Segment Open

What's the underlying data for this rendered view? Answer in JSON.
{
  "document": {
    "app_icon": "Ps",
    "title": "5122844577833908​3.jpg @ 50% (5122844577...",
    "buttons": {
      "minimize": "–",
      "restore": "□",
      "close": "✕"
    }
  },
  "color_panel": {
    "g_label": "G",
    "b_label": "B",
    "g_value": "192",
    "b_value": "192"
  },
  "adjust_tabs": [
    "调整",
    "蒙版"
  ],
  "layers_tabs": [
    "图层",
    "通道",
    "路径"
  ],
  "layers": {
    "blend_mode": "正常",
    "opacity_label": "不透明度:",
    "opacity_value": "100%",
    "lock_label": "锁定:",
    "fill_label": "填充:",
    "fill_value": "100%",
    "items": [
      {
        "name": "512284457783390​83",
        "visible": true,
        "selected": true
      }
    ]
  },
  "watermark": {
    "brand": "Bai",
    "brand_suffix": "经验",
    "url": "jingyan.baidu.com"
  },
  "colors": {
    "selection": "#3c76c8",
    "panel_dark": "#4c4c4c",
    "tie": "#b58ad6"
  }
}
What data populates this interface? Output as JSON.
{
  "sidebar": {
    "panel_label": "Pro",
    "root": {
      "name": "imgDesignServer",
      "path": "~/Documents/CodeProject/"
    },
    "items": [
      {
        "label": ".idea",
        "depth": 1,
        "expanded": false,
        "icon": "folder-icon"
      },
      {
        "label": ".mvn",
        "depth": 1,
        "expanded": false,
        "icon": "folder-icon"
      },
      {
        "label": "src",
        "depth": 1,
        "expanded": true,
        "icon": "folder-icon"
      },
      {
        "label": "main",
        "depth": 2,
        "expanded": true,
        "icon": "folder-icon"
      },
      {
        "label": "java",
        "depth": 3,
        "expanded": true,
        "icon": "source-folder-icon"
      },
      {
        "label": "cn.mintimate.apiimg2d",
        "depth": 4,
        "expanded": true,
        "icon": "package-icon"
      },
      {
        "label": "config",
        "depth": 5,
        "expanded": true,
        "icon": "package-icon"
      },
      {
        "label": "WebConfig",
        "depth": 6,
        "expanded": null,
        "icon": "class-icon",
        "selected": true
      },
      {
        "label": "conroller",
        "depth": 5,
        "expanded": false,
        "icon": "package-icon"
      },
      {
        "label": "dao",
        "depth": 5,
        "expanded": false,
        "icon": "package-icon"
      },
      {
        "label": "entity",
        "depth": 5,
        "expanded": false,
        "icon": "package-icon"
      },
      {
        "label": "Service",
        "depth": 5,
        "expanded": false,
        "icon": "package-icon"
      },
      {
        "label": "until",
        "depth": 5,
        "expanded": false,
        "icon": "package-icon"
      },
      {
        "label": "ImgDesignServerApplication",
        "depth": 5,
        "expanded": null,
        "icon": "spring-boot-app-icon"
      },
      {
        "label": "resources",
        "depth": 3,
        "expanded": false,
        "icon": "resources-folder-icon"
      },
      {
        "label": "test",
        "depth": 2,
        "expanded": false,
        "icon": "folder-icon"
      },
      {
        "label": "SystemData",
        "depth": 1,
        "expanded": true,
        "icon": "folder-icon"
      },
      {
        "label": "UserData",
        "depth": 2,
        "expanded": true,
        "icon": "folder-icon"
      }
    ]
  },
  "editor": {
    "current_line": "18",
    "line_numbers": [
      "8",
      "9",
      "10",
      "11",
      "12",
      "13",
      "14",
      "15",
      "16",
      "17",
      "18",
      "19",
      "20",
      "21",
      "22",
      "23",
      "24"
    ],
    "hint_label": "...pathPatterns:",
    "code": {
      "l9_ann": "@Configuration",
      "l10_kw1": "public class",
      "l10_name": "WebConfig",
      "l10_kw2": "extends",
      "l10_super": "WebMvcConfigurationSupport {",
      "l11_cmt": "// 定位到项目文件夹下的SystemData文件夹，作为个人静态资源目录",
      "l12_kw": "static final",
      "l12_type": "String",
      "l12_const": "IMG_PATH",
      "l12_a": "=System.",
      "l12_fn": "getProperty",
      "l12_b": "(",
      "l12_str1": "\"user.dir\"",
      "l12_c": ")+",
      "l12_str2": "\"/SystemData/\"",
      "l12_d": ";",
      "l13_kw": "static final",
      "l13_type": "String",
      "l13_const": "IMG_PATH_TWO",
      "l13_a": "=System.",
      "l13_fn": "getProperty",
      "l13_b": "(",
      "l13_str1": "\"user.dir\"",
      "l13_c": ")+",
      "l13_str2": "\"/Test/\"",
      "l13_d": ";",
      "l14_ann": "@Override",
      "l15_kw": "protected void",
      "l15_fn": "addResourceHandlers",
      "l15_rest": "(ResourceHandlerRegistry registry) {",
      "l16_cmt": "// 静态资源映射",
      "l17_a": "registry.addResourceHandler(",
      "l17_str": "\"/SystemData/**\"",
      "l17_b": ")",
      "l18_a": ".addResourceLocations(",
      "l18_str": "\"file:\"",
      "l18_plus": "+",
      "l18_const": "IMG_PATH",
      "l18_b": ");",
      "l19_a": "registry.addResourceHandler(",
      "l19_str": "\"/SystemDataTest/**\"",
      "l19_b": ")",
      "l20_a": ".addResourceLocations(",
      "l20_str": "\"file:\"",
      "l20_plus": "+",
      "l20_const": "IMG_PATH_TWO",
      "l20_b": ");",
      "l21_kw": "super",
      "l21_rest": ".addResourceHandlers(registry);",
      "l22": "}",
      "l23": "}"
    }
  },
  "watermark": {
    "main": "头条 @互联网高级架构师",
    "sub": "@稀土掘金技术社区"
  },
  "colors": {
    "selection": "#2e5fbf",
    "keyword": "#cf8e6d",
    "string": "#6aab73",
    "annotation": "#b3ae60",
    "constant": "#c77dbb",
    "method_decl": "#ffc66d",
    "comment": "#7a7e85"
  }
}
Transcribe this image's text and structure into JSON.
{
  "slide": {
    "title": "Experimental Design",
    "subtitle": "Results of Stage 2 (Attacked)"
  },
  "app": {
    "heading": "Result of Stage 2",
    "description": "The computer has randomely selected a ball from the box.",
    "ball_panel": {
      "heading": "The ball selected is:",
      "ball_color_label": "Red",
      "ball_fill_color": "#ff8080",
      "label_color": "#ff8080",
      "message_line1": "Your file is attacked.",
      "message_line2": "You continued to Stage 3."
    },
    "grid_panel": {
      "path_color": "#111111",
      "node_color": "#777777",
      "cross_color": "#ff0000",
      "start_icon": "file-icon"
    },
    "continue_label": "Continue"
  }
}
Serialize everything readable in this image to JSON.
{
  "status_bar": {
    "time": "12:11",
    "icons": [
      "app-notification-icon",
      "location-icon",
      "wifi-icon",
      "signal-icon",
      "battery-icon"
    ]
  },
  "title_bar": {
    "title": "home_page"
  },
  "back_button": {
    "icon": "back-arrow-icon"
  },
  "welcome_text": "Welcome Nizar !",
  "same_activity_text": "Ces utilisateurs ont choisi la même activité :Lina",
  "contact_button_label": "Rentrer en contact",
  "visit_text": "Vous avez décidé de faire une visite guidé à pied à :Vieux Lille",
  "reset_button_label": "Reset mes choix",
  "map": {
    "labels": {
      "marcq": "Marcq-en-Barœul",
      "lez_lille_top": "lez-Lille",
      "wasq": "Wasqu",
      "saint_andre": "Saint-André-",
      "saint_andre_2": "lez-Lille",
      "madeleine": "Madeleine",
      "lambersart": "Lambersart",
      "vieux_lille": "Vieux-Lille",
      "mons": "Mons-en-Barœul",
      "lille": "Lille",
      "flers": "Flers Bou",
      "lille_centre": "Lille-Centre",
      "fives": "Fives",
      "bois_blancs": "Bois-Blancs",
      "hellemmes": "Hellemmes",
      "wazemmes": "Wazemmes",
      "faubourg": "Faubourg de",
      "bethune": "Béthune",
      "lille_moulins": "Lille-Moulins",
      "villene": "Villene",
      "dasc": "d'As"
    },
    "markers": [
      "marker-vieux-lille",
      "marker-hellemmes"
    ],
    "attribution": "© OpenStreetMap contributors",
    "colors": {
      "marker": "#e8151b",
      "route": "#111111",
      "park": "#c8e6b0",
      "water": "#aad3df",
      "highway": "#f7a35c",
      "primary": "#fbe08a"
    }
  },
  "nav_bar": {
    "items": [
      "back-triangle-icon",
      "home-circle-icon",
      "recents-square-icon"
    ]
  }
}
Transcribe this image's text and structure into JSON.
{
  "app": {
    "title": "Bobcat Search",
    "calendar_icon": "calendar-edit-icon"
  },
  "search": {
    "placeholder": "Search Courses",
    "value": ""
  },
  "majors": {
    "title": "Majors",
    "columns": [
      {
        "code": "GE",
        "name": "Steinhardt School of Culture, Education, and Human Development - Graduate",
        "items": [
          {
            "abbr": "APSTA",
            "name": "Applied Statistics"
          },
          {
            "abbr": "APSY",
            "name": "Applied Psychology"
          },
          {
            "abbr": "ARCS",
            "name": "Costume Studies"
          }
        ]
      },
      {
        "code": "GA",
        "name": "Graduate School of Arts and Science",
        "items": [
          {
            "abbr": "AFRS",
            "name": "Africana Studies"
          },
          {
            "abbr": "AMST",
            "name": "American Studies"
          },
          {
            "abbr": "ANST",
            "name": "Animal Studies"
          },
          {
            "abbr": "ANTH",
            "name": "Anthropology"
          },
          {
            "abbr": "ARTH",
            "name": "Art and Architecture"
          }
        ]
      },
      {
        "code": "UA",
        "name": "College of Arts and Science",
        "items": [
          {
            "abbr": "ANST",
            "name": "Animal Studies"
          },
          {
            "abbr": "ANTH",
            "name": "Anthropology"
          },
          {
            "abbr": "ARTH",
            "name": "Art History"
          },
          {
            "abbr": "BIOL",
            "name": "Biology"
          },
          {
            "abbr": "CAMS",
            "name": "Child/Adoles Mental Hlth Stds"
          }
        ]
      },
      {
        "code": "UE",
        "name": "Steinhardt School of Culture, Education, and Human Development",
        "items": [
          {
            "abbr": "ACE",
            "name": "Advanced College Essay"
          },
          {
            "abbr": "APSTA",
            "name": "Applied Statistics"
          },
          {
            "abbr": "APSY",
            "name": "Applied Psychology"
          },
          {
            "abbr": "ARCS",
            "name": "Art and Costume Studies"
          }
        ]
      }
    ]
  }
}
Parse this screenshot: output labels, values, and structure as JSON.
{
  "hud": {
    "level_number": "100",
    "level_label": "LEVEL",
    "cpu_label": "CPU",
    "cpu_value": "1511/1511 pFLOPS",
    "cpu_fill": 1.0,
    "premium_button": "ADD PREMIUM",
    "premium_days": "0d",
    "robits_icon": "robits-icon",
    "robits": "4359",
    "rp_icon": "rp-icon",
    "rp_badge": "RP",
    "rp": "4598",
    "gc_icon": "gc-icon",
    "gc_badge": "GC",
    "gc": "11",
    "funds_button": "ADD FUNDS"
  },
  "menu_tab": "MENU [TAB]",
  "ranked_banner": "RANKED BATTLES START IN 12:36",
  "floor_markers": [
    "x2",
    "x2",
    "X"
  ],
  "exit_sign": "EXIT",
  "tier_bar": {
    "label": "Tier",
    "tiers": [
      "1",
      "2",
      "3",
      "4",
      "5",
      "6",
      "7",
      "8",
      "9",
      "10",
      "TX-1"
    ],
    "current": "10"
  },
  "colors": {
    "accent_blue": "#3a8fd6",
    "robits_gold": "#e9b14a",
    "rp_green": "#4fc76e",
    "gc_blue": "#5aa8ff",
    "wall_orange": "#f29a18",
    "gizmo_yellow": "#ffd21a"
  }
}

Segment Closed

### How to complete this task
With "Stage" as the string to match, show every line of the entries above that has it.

### Expected answer
    "subtitle": "Results of Stage 2 (Attacked)"
    "heading": "Result of Stage 2",
      "message_line2": "You continued to Stage 3."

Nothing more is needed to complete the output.